YOUR INSTRUCTIONS: Write the listing out again word for word. Pictures do not belong in the copy.
---- EXERCISE DATA
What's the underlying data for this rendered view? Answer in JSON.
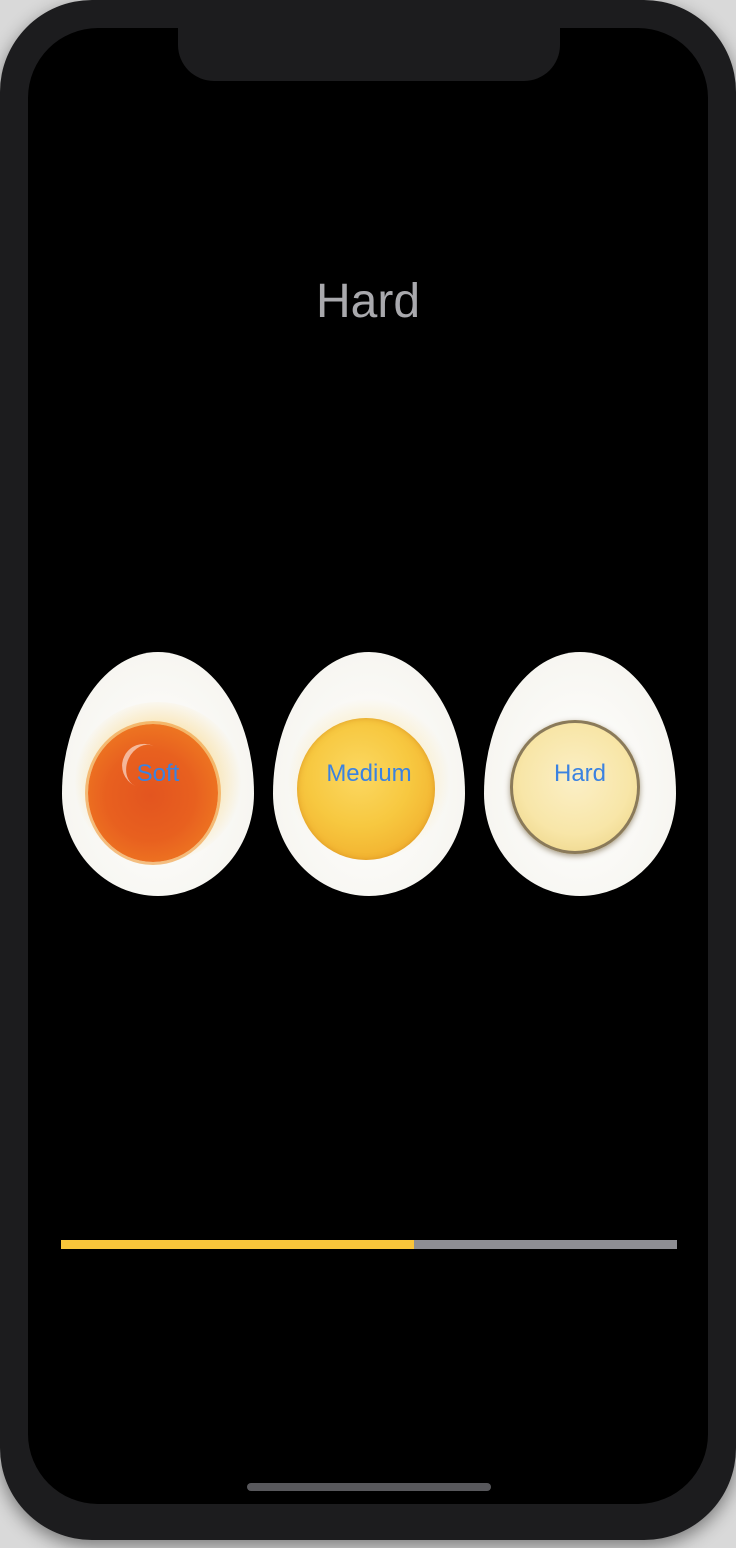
{
  "title": "Hard",
  "eggs": [
    {
      "label": "Soft",
      "style": "soft",
      "yolk_color": "#e8601f"
    },
    {
      "label": "Medium",
      "style": "medium",
      "yolk_color": "#f7c840"
    },
    {
      "label": "Hard",
      "style": "hard",
      "yolk_color": "#f8e6a8"
    }
  ],
  "progress": {
    "value": 0.573,
    "fill_color": "#f9c53a",
    "track_color": "#8e8e93"
  },
  "colors": {
    "background": "#000000",
    "title_text": "#a9a9ad",
    "button_text": "#3b82e0"
  }
}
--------
EXERCISE RESULT:
What's the underlying data for this rendered view? Answer in JSON.
{
  "title": "Hard",
  "eggs": [
    {
      "label": "Soft",
      "style": "soft",
      "yolk_color": "#e8601f"
    },
    {
      "label": "Medium",
      "style": "medium",
      "yolk_color": "#f7c840"
    },
    {
      "label": "Hard",
      "style": "hard",
      "yolk_color": "#f8e6a8"
    }
  ],
  "progress": {
    "value": 0.573,
    "fill_color": "#f9c53a",
    "track_color": "#8e8e93"
  },
  "colors": {
    "background": "#000000",
    "title_text": "#a9a9ad",
    "button_text": "#3b82e0"
  }
}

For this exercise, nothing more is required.